A flock of colourful parrots

Five ways to make your travels more sustainable

We explore how to reduce the environmental impact of your next trip, from changing your housekeeping preferences to electric vehicles and vintage shopping

Sustainable travel products including water bottle and cutlery

Say goodbye to single-use plastic

You may well already be shedding unnecessary plastic from your life, and commute with a reusable coffee cup firmly in hand, or even reusable bamboo cutlery. If so, you are in good company. Mandarin Oriental has pledged to abolish all single-use plastic across its portfolio, and aims to achieve this by the end of March 2021. It’s an ambitious and far-reaching change, and one that guests can expect to see rolled out worldwide. And rather than being a case of ‘going without’, ditching wasteful and polluting single-use plastic also makes for, if anything, an enhanced luxury hotel environment. Who wouldn’t prefer the authentic, tactile materials of bamboo toothbrushes and glass water bottles to their disposable cousins?

Shop assistants dress a window mannequin

Recycle your holiday wardrobe

There’s a strong case for recycling the items in your wardrobe – or better yet, someone else’s. Being seen in the same outfit more than once has gone from a social media fail to a badge of honour showing a healthy distaste for fast fashion (and for the world-famous, wearing an outfit repeatedly is also a trick to devalue paparazzi photos). But for all kinds of reasons, many of us do want to shop for new clothes before a trip. An easy win environmentally is to eschew buying any newly made garments. Depending on your tastes, that could mean finding  a designer item at London’s William Vintage or a pre-loved leather jacket from New York City’s Rags-a-Gogo. Prioritise recycling accessories and items that might have a plastic component, such as sunglasses, coats and even swimwear.

A boat emerges from under a bridge, backdropped by the Tokyo cityscape

Give the driver the day off

Touring a new destination without a car can reduce your carbon emissions, and almost always makes for a more engaging and memorable experience. In Tokyo, the extraordinarily safe and clean Metro is the option of choice for even the most affluent visitors to get from A to B (in part because many taxi drivers here don’t speak any languages other than Japanese). If you prefer to stay above ground, try the sightseeing failsafe of a river boat trip.
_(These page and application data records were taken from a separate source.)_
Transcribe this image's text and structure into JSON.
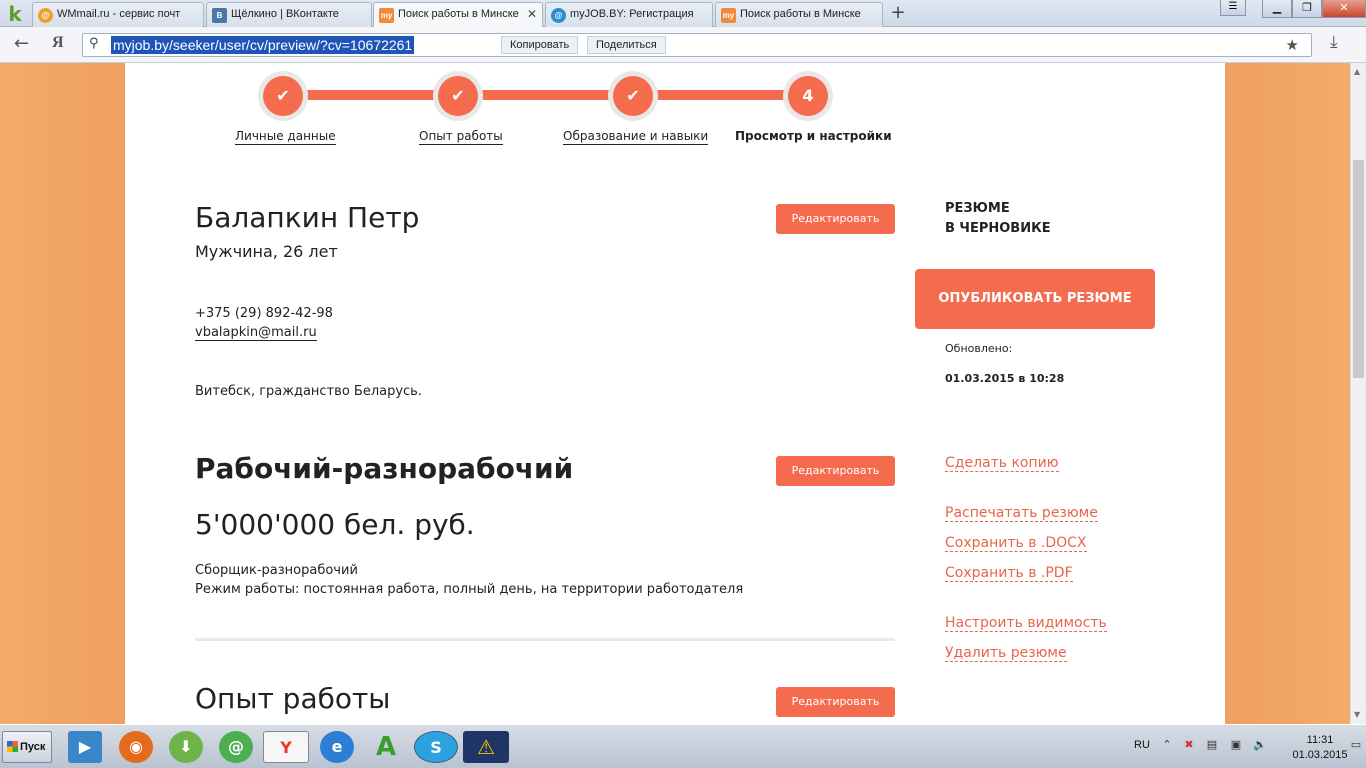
{
  "browser": {
    "tabs": [
      {
        "label": "WMmail.ru - сервис почт",
        "icon": "wmmail-icon",
        "icon_color": "#f0a030",
        "icon_text": "@"
      },
      {
        "label": "Щёлкино | ВКонтакте",
        "icon": "vk-icon",
        "icon_color": "#4a76a8",
        "icon_text": "В"
      },
      {
        "label": "Поиск работы в Минске",
        "icon": "myjob-icon",
        "icon_color": "#f08a3a",
        "icon_text": "my",
        "active": true
      },
      {
        "label": "myJOB.BY: Регистрация",
        "icon": "myjob-round-icon",
        "icon_color": "#2a8fd0",
        "icon_text": "@"
      },
      {
        "label": "Поиск работы в Минске",
        "icon": "myjob-icon",
        "icon_color": "#f08a3a",
        "icon_text": "my"
      }
    ],
    "url": "myjob.by/seeker/user/cv/preview/?cv=10672261",
    "copy_label": "Копировать",
    "share_label": "Поделиться",
    "ya_label": "Я",
    "logo": "k"
  },
  "steps": [
    {
      "label": "Личные данные",
      "state": "done"
    },
    {
      "label": "Опыт работы",
      "state": "done"
    },
    {
      "label": "Образование и навыки",
      "state": "done"
    },
    {
      "label": "Просмотр и настройки",
      "state": "current",
      "number": "4"
    }
  ],
  "resume": {
    "name": "Балапкин Петр",
    "gender_age": "Мужчина, 26 лет",
    "phone": "+375 (29) 892-42-98",
    "email": "vbalapkin@mail.ru",
    "location": "Витебск, гражданство Беларусь.",
    "position": "Рабочий-разнорабочий",
    "salary": "5'000'000 бел. руб.",
    "specialization": "Сборщик-разнорабочий",
    "work_mode": "Режим работы: постоянная работа, полный день, на территории работодателя",
    "experience_title": "Опыт работы",
    "edit_label": "Редактировать"
  },
  "sidebar": {
    "status_line1": "РЕЗЮМЕ",
    "status_line2": "В ЧЕРНОВИКЕ",
    "publish_label": "ОПУБЛИКОВАТЬ РЕЗЮМЕ",
    "updated_label": "Обновлено:",
    "updated_date": "01.03.2015 в 10:28",
    "links": {
      "copy": "Сделать копию",
      "print": "Распечатать резюме",
      "docx": "Сохранить в .DOCX",
      "pdf": "Сохранить в .PDF",
      "visibility": "Настроить видимость",
      "delete": "Удалить резюме"
    }
  },
  "taskbar": {
    "start_label": "Пуск",
    "lang": "RU",
    "time": "11:31",
    "date": "01.03.2015"
  },
  "colors": {
    "accent": "#f46c4d",
    "link": "#e8654a",
    "page_background": "#efa062"
  }
}
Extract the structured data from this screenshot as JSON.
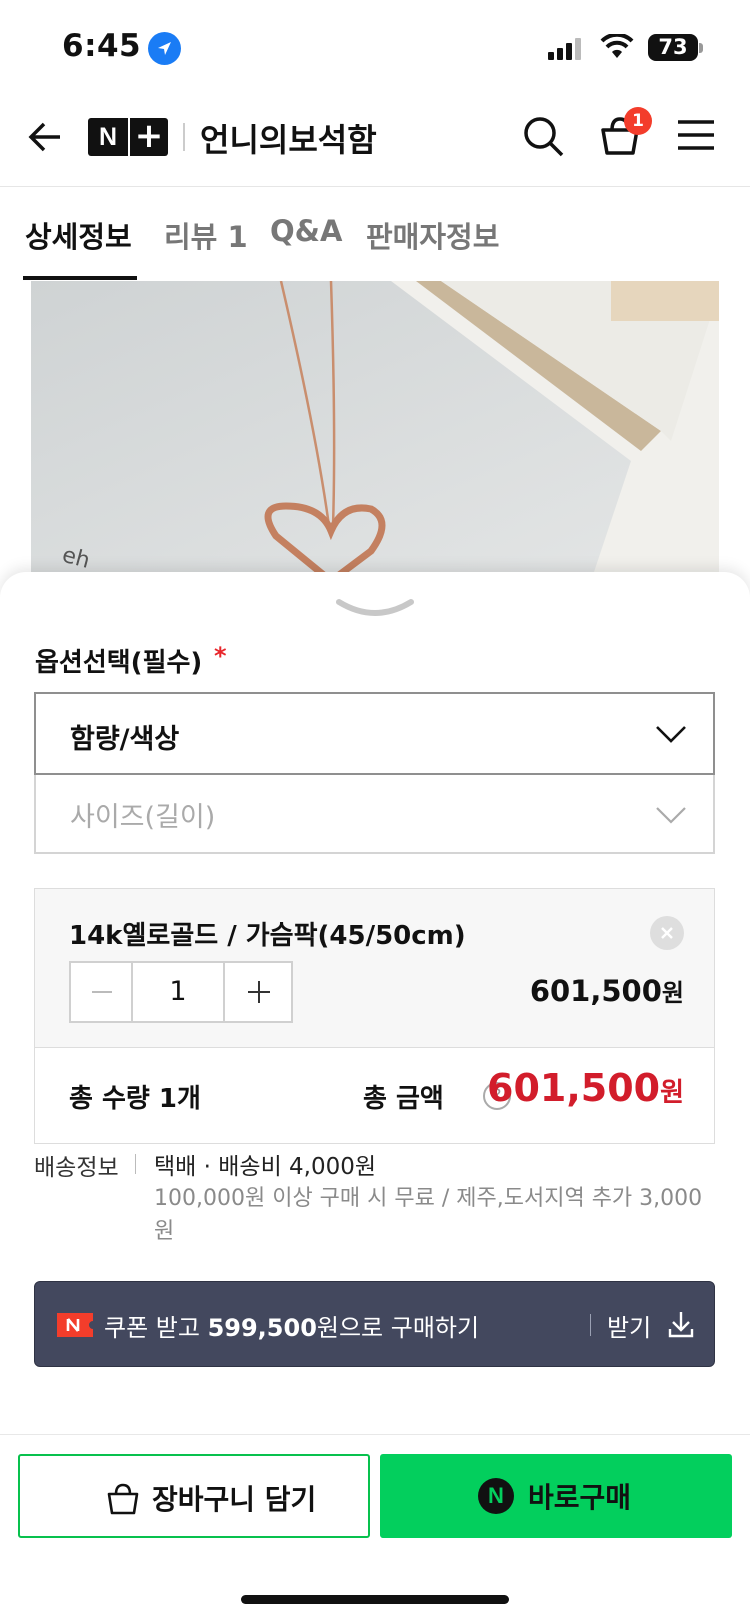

These can be easily arranged by concierges, and several Mandarin Oriental hotels have their own boats, including Mandarin Oriental, Prague. If you’re in Washington, D.C. you can always hop in the hotel’s electric FanMObile to visit District Wharf’s restaurants, shops and bars. Many of our hotels also have electric vehicle charging points nearby.

Forest of trees from above

Stay sustainably

It can be a challenge when choosing that ‘home away from home’ for your trip, with so many tempting offerings to choose from, but why not add sustainability to your wish list. Dig a little deeper when considering your accommodation and see if the hotel’s got an eco-eye, such as Mandarin Oriental, Doha, which was built as part of a local project to create a sustainable urban environment. As well as being a luxurious locale, it produces its own electricity and hot water through rooftop solar panels and has a cunning irrigation system that keeps water consumption to a minimum. Whether it’s smart waste management, water conservation or economical air conditioning, add eco-friendly attributes to your list of residential requirements.

Mandarin Oriental bedding

Change your housekeeping choices

Finding that fresh, clean bed linens and towels have appeared, as if it by magic, upon your return to your hotel suite can be one of the great pleasures of travel. But by requesting small housekeeping changes that do nothing to diminish the pleasure of your stay, yet lessen its environmental impact, you can feel even better upon your return to your room. Members of the free-to-join Fans of M.O. are able to state their sustainability preferences from a list of options – from asking for new linen only every third day, to a preference for greener room-cleaning products.

Aerial view of waves hitting a shore

How to spend your time well

Now we know experiences are better than material goods for happiness, the question becomes: what experiences should you spend your time and money on? Science has the answer